- [Recorded data]:

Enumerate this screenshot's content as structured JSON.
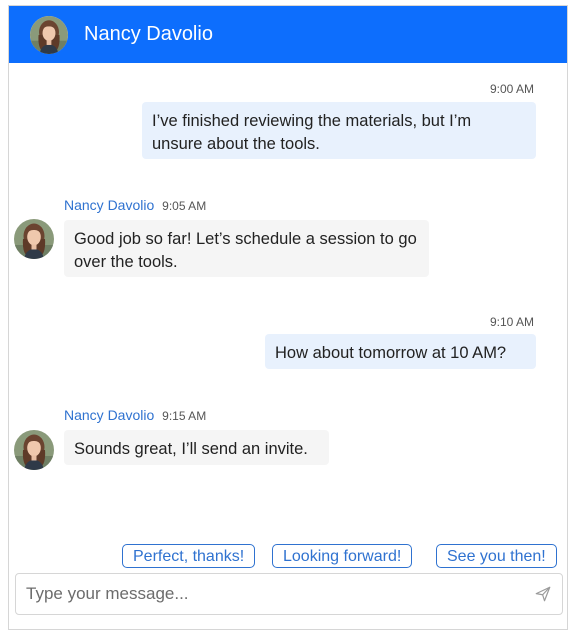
{
  "header": {
    "name": "Nancy Davolio"
  },
  "messages": [
    {
      "direction": "out",
      "time": "9:00 AM",
      "text": "I’ve finished reviewing the materials, but I’m unsure about the tools."
    },
    {
      "direction": "in",
      "sender": "Nancy Davolio",
      "time": "9:05 AM",
      "text": "Good job so far! Let’s schedule a session to go over the tools."
    },
    {
      "direction": "out",
      "time": "9:10 AM",
      "text": "How about tomorrow at 10 AM?"
    },
    {
      "direction": "in",
      "sender": "Nancy Davolio",
      "time": "9:15 AM",
      "text": "Sounds great, I’ll send an invite."
    }
  ],
  "suggestions": [
    "Perfect, thanks!",
    "Looking forward!",
    "See you then!"
  ],
  "input": {
    "placeholder": "Type your message...",
    "value": ""
  },
  "icons": {
    "send": "send-icon",
    "avatar": "user-avatar-photo"
  },
  "colors": {
    "header": "#0d6efd",
    "accent": "#2f72d0",
    "outgoing_bubble": "#e8f1fd",
    "incoming_bubble": "#f5f5f5"
  }
}
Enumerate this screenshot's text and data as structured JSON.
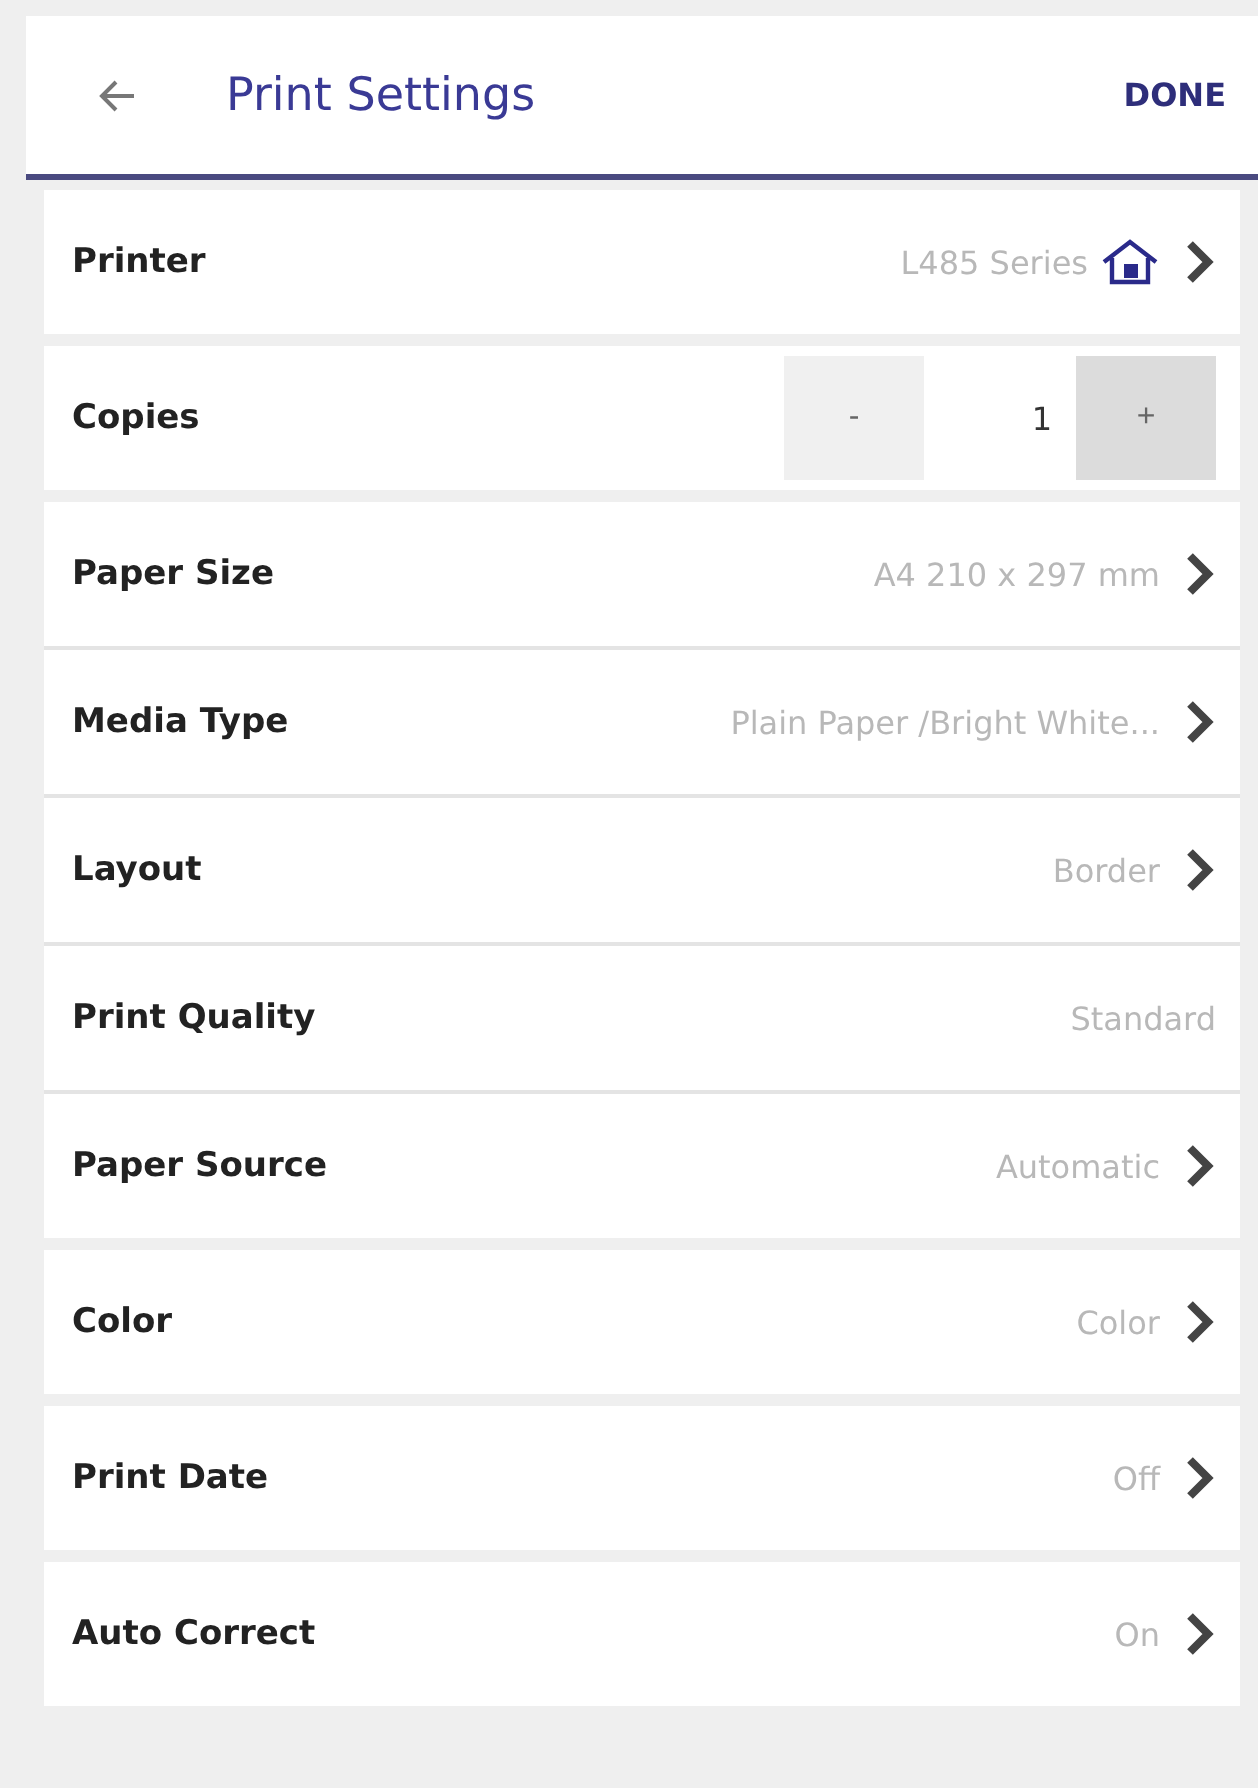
{
  "header": {
    "title": "Print Settings",
    "done": "DONE"
  },
  "groups": [
    [
      {
        "kind": "printer",
        "label": "Printer",
        "value": "L485 Series"
      }
    ],
    [
      {
        "kind": "stepper",
        "label": "Copies",
        "minus": "-",
        "value": "1",
        "plus": "+"
      }
    ],
    [
      {
        "kind": "link",
        "label": "Paper Size",
        "value": "A4 210 x 297 mm"
      },
      {
        "kind": "link",
        "label": "Media Type",
        "value": "Plain Paper /Bright White..."
      },
      {
        "kind": "link",
        "label": "Layout",
        "value": "Border"
      },
      {
        "kind": "plain",
        "label": "Print Quality",
        "value": "Standard"
      },
      {
        "kind": "link",
        "label": "Paper Source",
        "value": "Automatic"
      }
    ],
    [
      {
        "kind": "link",
        "label": "Color",
        "value": "Color"
      }
    ],
    [
      {
        "kind": "link",
        "label": "Print Date",
        "value": "Off"
      }
    ],
    [
      {
        "kind": "link",
        "label": "Auto Correct",
        "value": "On"
      }
    ]
  ]
}
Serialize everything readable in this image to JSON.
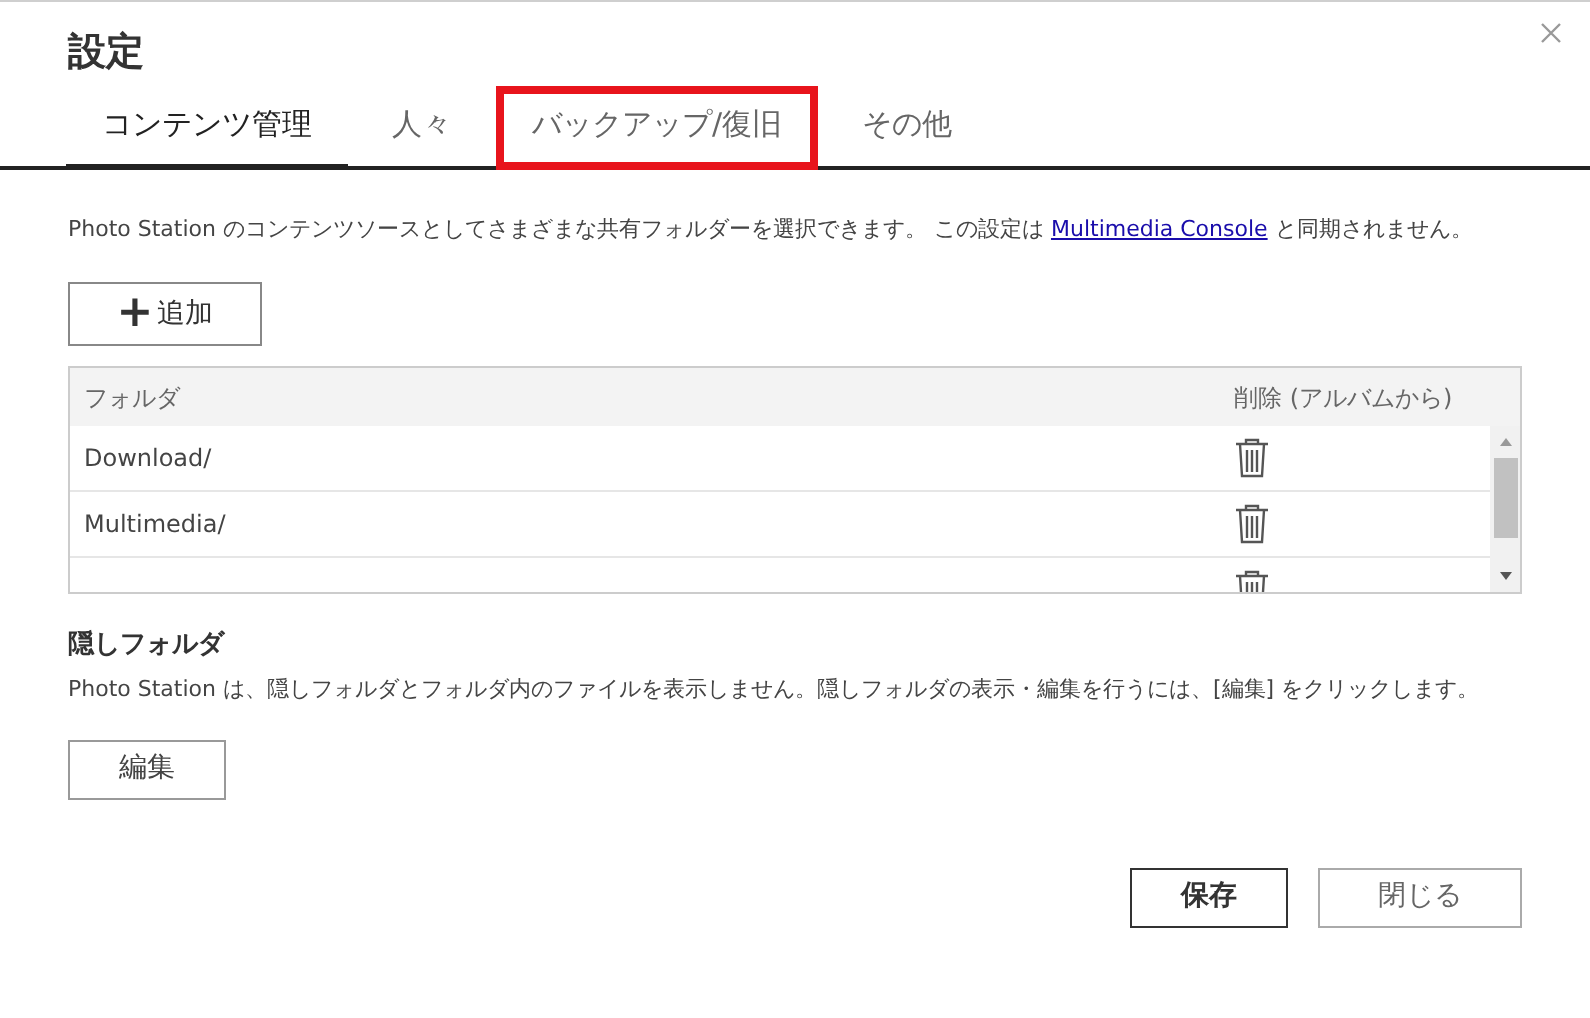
{
  "dialog": {
    "title": "設定"
  },
  "tabs": [
    {
      "label": "コンテンツ管理",
      "selected": true,
      "highlighted": false
    },
    {
      "label": "人々",
      "selected": false,
      "highlighted": false
    },
    {
      "label": "バックアップ/復旧",
      "selected": false,
      "highlighted": true
    },
    {
      "label": "その他",
      "selected": false,
      "highlighted": false
    }
  ],
  "description": {
    "before": "Photo Station のコンテンツソースとしてさまざまな共有フォルダーを選択できます。 この設定は",
    "link": "Multimedia Console",
    "after": "と同期されません。"
  },
  "add_button": {
    "icon": "+",
    "label": "追加"
  },
  "table": {
    "columns": [
      "フォルダ",
      "削除 (アルバムから)"
    ],
    "rows": [
      {
        "folder": "Download/"
      },
      {
        "folder": "Multimedia/"
      },
      {}
    ]
  },
  "hidden_folders": {
    "heading": "隠しフォルダ",
    "text": "Photo Station は、隠しフォルダとフォルダ内のファイルを表示しません。隠しフォルダの表示・編集を行うには、[編集] をクリックします。",
    "edit_button": "編集"
  },
  "footer_buttons": [
    {
      "label": "保存",
      "primary": true
    },
    {
      "label": "閉じる",
      "primary": false
    }
  ]
}
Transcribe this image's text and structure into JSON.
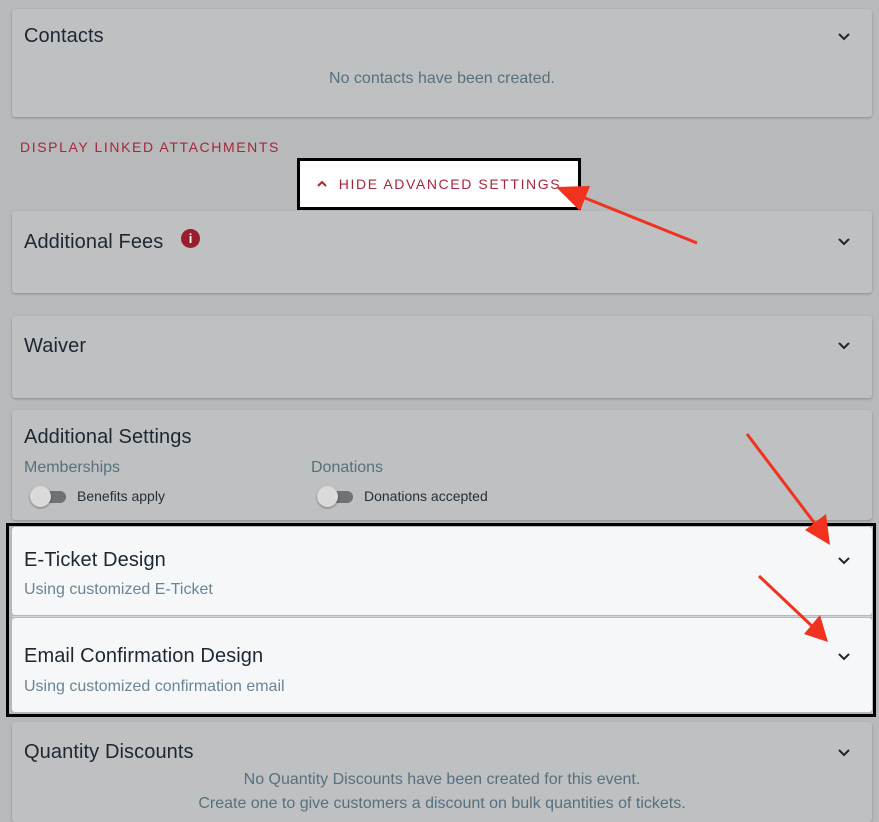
{
  "contacts": {
    "title": "Contacts",
    "empty_text": "No contacts have been created."
  },
  "display_linked_attachments": "DISPLAY LINKED ATTACHMENTS",
  "advanced": {
    "toggle_label": "HIDE ADVANCED SETTINGS"
  },
  "additional_fees": {
    "title": "Additional Fees",
    "info_glyph": "i"
  },
  "waiver": {
    "title": "Waiver"
  },
  "additional_settings": {
    "title": "Additional Settings",
    "memberships": {
      "label": "Memberships",
      "toggle_label": "Benefits apply",
      "on": false
    },
    "donations": {
      "label": "Donations",
      "toggle_label": "Donations accepted",
      "on": false
    }
  },
  "eticket": {
    "title": "E-Ticket Design",
    "subtitle": "Using customized E-Ticket"
  },
  "email_confirmation": {
    "title": "Email Confirmation Design",
    "subtitle": "Using customized confirmation email"
  },
  "quantity_discounts": {
    "title": "Quantity Discounts",
    "line1": "No Quantity Discounts have been created for this event.",
    "line2": "Create one to give customers a discount on bulk quantities of tickets."
  },
  "colors": {
    "accent_red": "#a4283b",
    "annotation_arrow": "#f0321e",
    "overlay_gray": "#b8b9ba",
    "highlight_panel": "#f6f7f9"
  },
  "icons": [
    "chevron-down-icon",
    "chevron-up-icon",
    "info-icon",
    "annotation-arrow"
  ]
}
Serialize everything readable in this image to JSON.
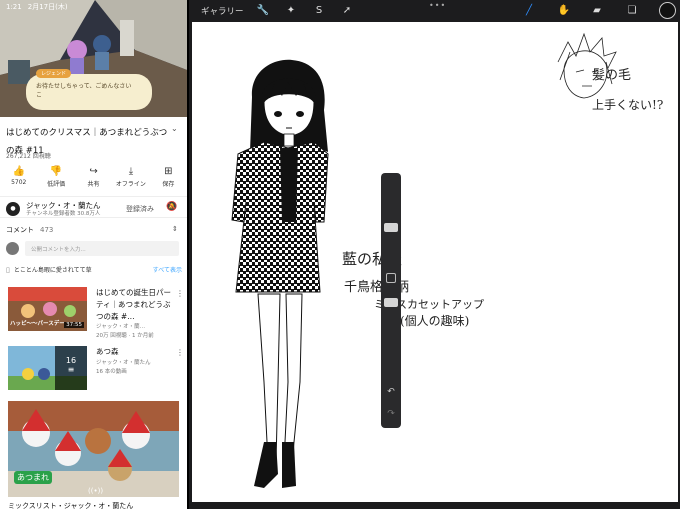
{
  "status": {
    "time": "1:21",
    "date": "2月17日(木)"
  },
  "video": {
    "dialog_name": "レジェンド",
    "dialog_text": "お待たせしちゃって、ごめんなさい\nこ",
    "title": "はじめてのクリスマス｜あつまれどうぶつの森 #11",
    "views": "267,212 回視聴"
  },
  "actions": [
    {
      "icon": "like-icon",
      "glyph": "👍",
      "label": "5702"
    },
    {
      "icon": "dislike-icon",
      "glyph": "👎",
      "label": "低評価"
    },
    {
      "icon": "share-icon",
      "glyph": "↪",
      "label": "共有"
    },
    {
      "icon": "download-icon",
      "glyph": "⤓",
      "label": "オフライン"
    },
    {
      "icon": "save-icon",
      "glyph": "⊞",
      "label": "保存"
    }
  ],
  "channel": {
    "name": "ジャック・オ・蘭たん",
    "subs": "チャンネル登録者数 30.8万人",
    "subscribed": "登録済み"
  },
  "comments": {
    "label": "コメント",
    "count": "473",
    "placeholder": "公開コメントを入力..."
  },
  "playlist": {
    "text": "とことん島暇に愛されてて草",
    "all": "すべて表示"
  },
  "recs": [
    {
      "title": "はじめての誕生日パーティ｜あつまれどうぶつの森 #…",
      "meta1": "ジャック・オ・蘭…",
      "meta2": "20万 回視聴 · 1 か月前",
      "duration": "37:55",
      "banner": "ハッピ〜〜パースデー"
    },
    {
      "title": "あつ森",
      "meta1": "ジャック・オ・蘭たん",
      "meta2": "16 本の動画",
      "count": "16"
    }
  ],
  "big_rec": {
    "caption": "ミックスリスト・ジャック・オ・蘭たん",
    "logo": "あつまれ"
  },
  "drawing": {
    "gallery": "ギャラリー",
    "note_hair": "髪の毛",
    "note_hair2": "上手くない!?",
    "note1": "藍の私服",
    "note2": "千鳥格子柄",
    "note3": "ミニスカセットアップ",
    "note4": "(個人の趣味)"
  },
  "colors": {
    "accent": "#3ea6ff",
    "brush": "#2f8fff"
  }
}
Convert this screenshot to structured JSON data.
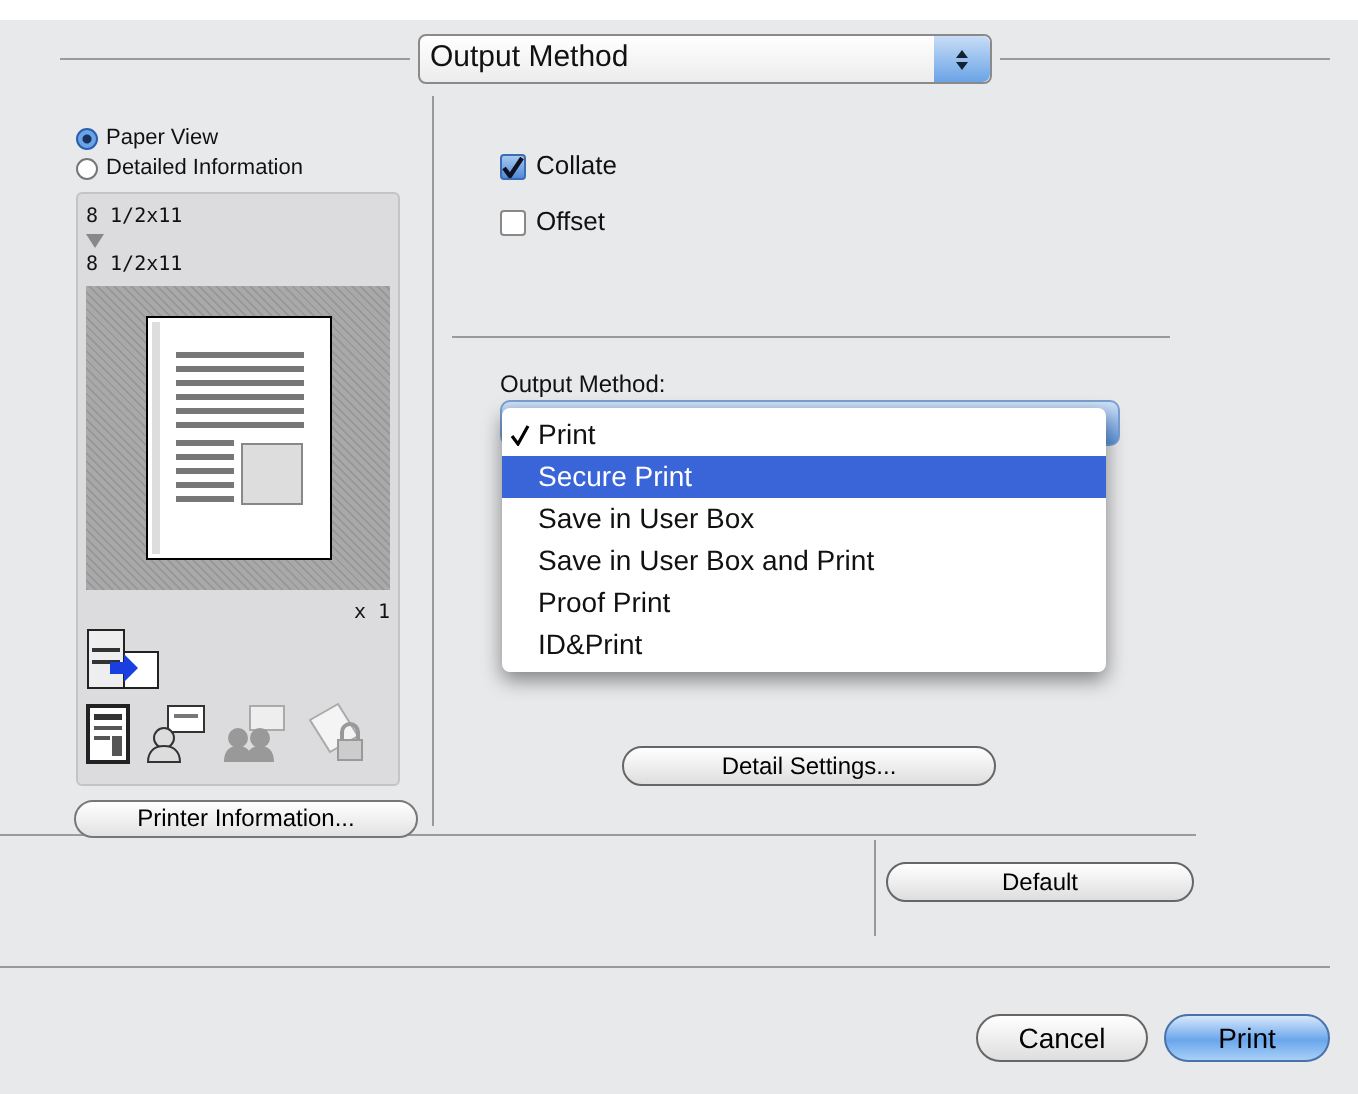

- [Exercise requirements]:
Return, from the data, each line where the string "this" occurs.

- [Output below]:
Enumerate this screenshot's content as structured JSON.
Enumerate this screenshot's text and data as structured JSON.
Serialize everything readable in this image to JSON.
Transcribe this image's text and structure into JSON.
    "line1": "No Quantity Discounts have been created for this event.",
Serialize everything readable in this image to JSON.
Convert this screenshot to structured JSON data.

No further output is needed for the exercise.